Top of TASK INPUT

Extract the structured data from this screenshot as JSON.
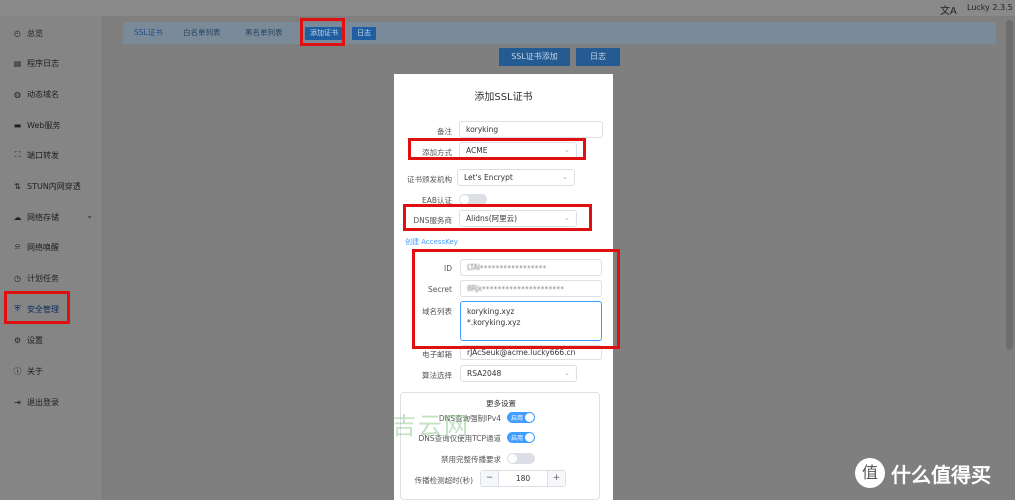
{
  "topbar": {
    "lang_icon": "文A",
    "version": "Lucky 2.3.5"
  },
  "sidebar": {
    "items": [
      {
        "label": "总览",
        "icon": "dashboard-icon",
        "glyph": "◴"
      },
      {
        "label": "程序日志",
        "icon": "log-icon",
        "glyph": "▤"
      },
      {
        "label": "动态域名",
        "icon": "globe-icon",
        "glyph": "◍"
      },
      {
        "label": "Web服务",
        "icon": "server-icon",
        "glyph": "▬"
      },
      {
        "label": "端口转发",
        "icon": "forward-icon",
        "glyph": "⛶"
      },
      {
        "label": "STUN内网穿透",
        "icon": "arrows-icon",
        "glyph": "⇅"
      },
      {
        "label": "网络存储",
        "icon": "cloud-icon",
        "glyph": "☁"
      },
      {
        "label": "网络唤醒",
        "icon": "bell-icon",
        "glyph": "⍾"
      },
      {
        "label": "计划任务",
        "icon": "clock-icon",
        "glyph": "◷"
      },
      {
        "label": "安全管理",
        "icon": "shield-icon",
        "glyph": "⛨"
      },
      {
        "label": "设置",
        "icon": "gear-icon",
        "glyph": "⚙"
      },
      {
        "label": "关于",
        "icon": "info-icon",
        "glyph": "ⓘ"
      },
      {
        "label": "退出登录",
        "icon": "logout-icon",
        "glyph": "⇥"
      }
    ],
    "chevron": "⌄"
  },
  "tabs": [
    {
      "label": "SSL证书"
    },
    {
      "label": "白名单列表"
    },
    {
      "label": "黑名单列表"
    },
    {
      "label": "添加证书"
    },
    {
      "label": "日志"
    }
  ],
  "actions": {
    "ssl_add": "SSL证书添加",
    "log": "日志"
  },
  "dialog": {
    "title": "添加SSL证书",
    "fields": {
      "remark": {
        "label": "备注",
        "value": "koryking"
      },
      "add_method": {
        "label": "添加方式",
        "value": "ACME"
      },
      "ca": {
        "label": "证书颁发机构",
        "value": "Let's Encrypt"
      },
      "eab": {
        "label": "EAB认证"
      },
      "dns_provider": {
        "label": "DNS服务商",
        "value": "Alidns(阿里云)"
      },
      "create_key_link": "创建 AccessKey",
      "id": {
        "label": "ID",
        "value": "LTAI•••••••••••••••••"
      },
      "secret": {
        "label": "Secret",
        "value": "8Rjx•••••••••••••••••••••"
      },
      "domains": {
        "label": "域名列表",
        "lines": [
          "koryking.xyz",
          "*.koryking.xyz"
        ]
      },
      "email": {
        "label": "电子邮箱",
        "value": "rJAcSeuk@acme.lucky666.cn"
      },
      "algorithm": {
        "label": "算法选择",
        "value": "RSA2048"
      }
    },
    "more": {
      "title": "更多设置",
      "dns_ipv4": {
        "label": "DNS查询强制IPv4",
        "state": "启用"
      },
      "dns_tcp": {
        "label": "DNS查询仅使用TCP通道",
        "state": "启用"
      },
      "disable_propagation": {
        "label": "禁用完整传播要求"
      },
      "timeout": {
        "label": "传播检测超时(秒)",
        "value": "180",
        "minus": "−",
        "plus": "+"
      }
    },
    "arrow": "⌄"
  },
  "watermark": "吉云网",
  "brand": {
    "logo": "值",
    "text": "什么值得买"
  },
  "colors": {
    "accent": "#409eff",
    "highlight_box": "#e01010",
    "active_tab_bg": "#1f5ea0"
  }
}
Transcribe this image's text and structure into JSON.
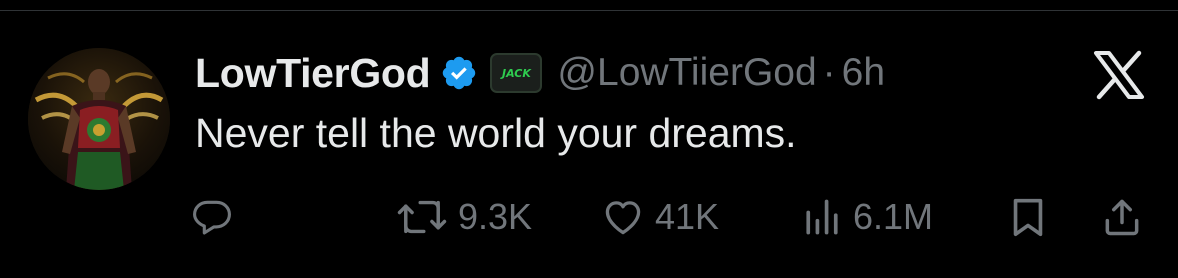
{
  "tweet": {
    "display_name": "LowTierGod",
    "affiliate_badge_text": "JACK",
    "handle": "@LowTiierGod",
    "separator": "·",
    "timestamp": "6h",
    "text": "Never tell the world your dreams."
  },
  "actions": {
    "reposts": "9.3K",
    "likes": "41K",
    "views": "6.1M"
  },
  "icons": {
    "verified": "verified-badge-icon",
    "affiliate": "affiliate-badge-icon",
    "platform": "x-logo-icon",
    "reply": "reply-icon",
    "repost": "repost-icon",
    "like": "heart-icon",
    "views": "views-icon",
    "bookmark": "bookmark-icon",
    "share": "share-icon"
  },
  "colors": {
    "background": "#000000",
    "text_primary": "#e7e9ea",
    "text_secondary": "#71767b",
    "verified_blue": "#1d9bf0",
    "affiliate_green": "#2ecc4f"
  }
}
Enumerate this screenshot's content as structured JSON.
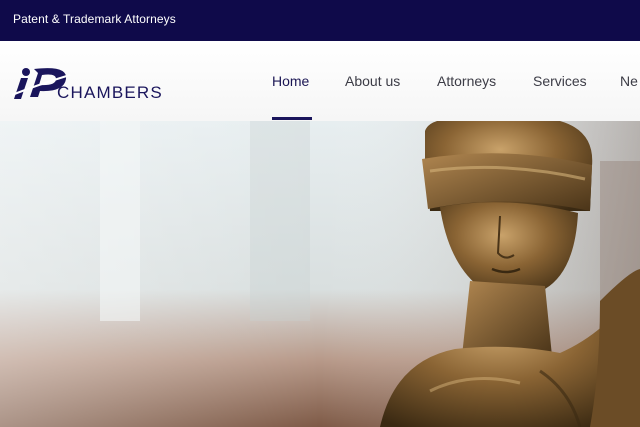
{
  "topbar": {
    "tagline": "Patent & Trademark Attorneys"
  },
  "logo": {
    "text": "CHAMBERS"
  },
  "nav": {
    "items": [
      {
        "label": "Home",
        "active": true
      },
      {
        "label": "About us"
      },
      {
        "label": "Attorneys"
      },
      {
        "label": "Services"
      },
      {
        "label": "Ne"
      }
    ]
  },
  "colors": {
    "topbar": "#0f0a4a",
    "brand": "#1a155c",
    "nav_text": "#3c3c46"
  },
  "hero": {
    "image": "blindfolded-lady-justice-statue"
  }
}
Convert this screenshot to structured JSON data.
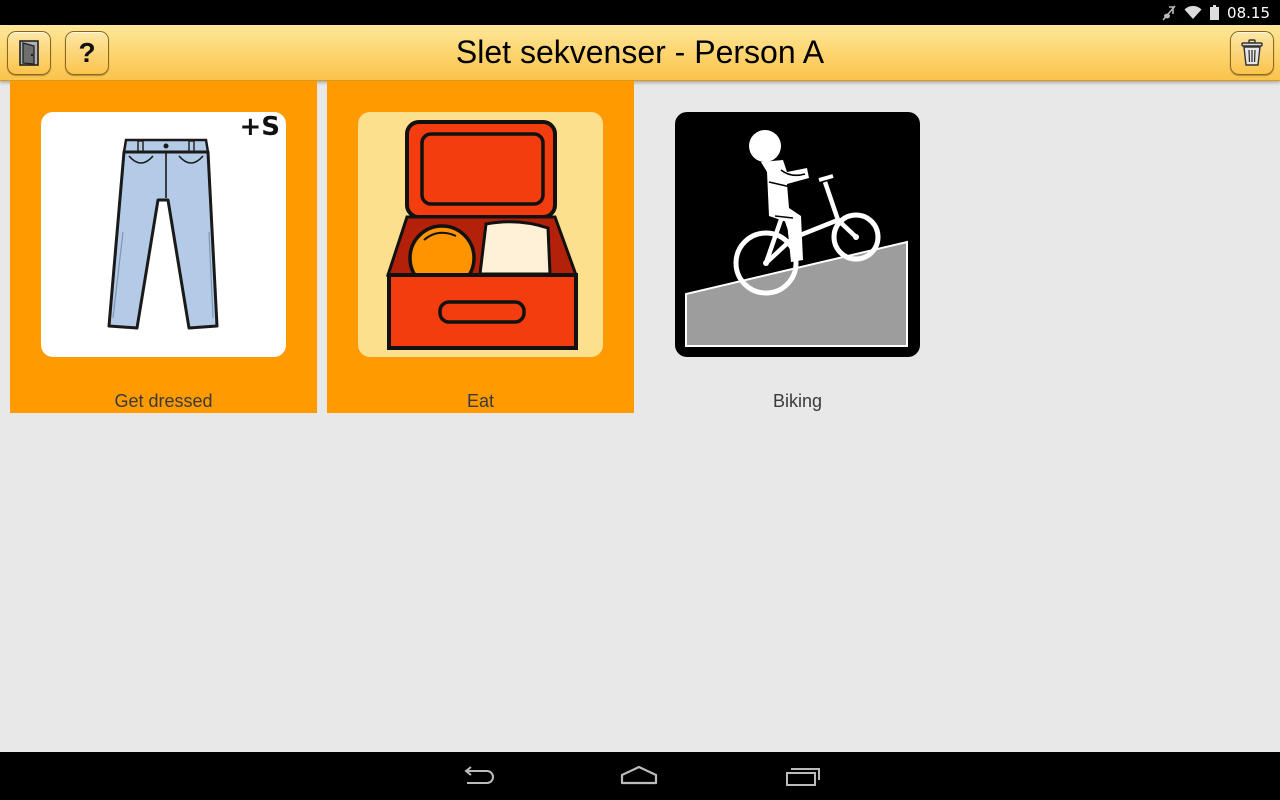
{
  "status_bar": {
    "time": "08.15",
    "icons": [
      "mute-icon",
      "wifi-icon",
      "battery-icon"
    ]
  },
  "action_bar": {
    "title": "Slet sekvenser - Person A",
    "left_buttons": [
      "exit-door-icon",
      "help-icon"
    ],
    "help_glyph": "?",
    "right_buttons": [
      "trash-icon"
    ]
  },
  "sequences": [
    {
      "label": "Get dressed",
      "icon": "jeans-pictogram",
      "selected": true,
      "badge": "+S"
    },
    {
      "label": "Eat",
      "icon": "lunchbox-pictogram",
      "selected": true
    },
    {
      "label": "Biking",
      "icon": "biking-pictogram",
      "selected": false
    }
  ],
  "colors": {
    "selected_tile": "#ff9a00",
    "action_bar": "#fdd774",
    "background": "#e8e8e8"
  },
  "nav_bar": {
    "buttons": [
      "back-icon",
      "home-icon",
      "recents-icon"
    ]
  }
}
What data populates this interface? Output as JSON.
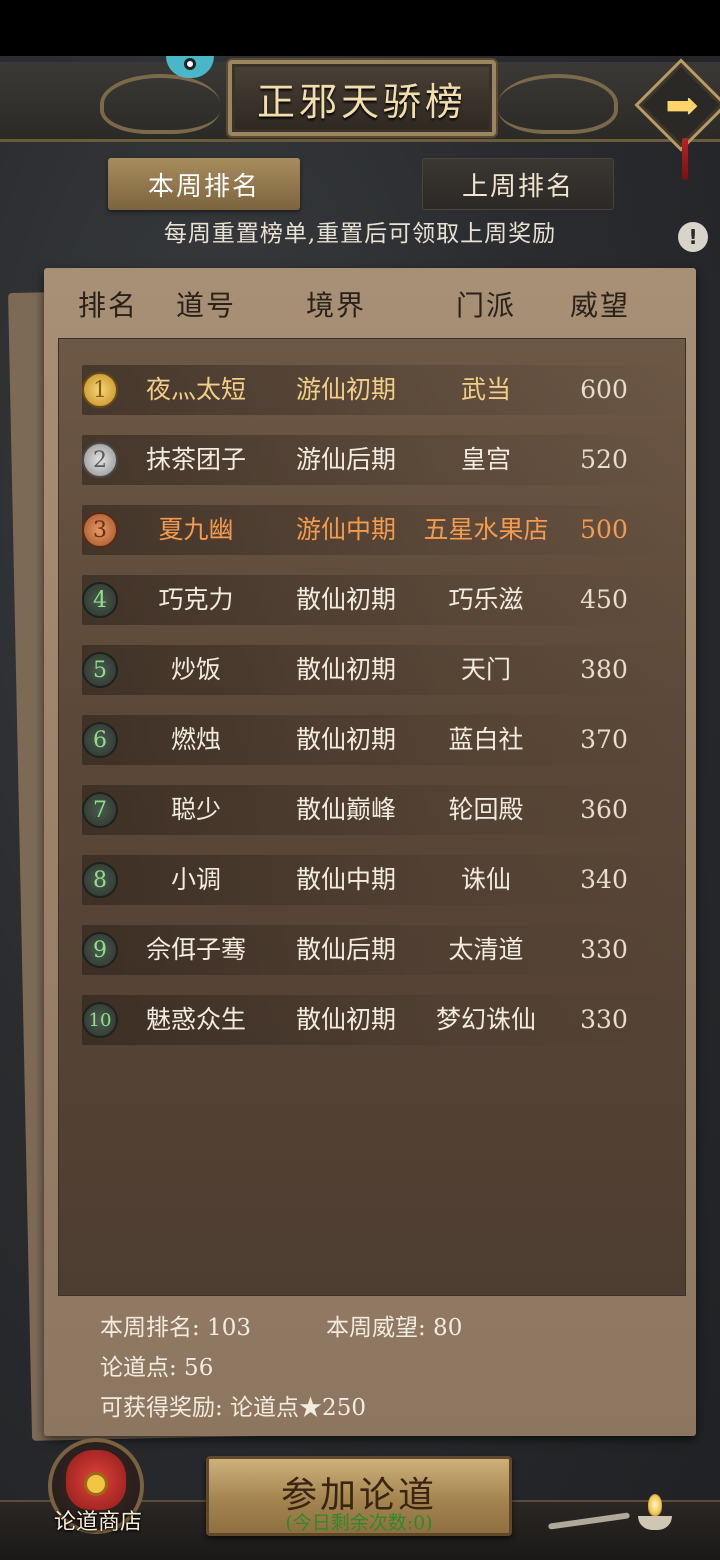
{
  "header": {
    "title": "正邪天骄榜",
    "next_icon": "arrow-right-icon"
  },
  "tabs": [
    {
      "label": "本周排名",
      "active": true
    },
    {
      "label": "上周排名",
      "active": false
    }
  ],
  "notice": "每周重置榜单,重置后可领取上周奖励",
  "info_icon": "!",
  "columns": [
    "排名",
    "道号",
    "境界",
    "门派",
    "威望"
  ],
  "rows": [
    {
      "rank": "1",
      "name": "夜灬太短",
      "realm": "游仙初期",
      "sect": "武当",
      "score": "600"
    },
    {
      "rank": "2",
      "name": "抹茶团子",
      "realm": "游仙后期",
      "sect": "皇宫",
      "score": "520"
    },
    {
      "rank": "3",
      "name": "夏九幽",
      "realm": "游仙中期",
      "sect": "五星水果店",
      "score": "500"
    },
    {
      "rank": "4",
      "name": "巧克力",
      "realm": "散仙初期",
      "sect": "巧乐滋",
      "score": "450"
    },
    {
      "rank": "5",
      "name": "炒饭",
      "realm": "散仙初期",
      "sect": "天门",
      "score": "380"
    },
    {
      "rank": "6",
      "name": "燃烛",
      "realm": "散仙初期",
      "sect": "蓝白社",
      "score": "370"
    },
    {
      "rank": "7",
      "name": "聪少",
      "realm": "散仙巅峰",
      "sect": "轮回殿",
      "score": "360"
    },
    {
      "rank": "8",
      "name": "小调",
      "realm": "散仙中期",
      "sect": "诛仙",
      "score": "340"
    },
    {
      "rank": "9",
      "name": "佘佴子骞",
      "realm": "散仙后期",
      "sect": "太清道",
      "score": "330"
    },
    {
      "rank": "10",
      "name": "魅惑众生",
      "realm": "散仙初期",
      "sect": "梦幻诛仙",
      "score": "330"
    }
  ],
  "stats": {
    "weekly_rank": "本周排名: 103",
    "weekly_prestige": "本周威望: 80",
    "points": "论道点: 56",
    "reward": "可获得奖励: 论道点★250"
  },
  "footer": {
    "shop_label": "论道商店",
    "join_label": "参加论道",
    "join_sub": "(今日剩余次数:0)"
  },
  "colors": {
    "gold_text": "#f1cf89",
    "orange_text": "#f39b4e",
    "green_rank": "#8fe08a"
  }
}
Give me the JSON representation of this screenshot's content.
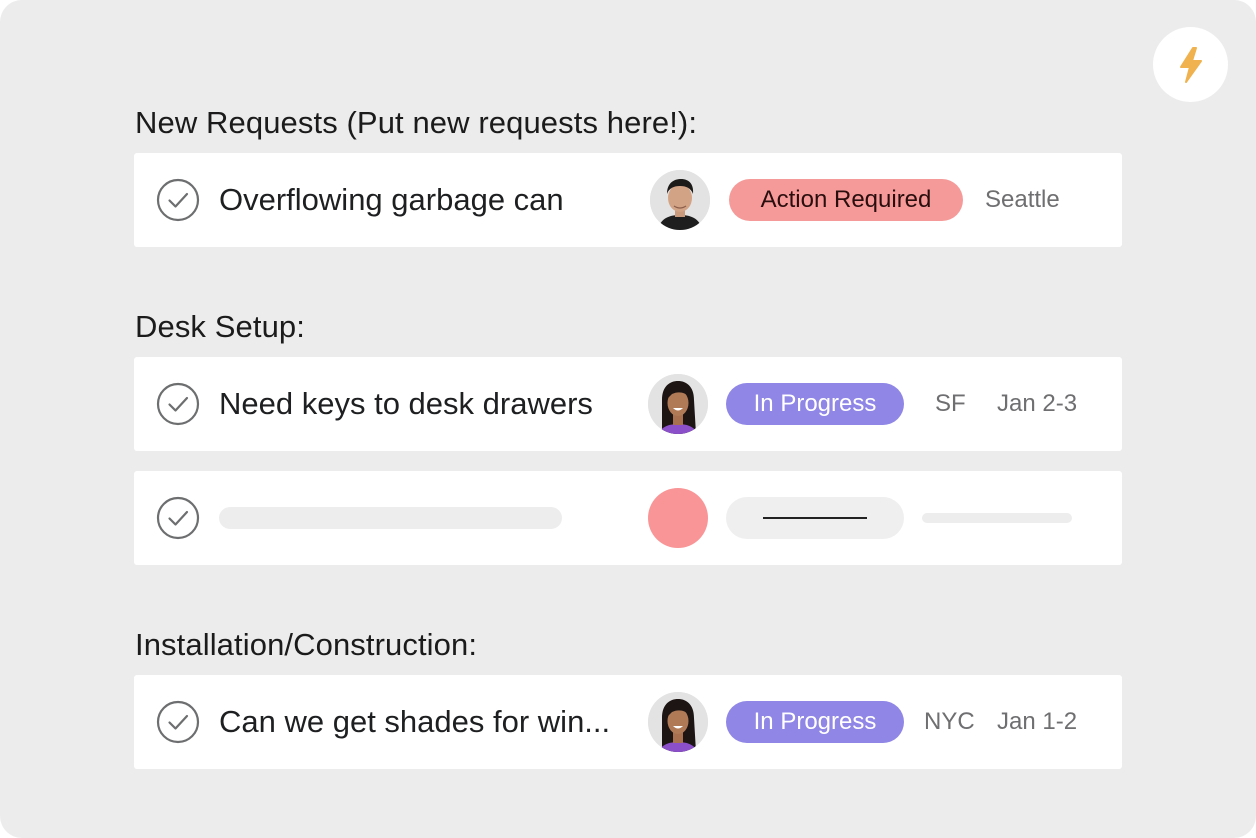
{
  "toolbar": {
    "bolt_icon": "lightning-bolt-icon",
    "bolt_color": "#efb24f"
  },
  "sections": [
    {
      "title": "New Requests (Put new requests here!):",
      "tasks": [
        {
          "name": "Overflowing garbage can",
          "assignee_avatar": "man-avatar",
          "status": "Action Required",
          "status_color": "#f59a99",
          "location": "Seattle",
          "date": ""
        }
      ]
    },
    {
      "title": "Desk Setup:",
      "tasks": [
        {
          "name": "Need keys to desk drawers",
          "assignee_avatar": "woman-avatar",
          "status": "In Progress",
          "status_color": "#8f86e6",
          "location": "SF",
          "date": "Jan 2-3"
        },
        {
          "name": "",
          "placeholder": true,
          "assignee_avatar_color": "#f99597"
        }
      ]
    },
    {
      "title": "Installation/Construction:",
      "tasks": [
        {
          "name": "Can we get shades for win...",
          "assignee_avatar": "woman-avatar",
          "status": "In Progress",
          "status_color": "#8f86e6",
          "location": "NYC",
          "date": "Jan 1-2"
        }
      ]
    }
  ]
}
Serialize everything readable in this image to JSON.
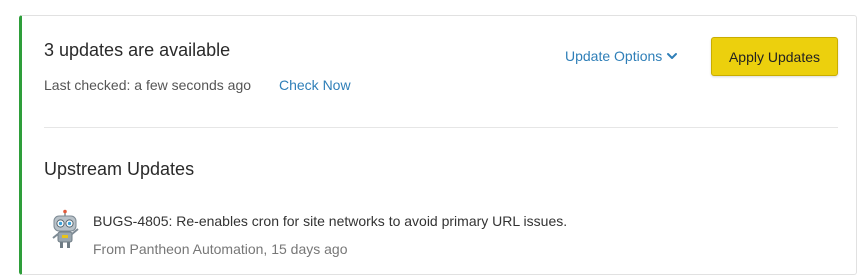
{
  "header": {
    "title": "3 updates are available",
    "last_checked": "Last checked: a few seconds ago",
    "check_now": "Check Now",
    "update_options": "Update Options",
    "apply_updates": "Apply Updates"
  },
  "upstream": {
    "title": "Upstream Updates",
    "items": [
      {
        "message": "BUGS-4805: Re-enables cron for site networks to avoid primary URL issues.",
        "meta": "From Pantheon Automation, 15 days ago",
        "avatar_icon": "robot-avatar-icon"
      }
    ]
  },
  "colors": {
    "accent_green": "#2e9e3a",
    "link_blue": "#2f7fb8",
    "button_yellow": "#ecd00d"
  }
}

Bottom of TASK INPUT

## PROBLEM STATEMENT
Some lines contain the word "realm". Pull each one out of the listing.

## WRITTEN ANSWER
      "realm": "游仙初期",
      "realm": "游仙后期",
      "realm": "游仙中期",
      "realm": "散仙初期",
      "realm": "散仙初期",
      "realm": "散仙初期",
      "realm": "散仙巅峰",
      "realm": "散仙中期",
      "realm": "散仙后期",
      "realm": "散仙初期",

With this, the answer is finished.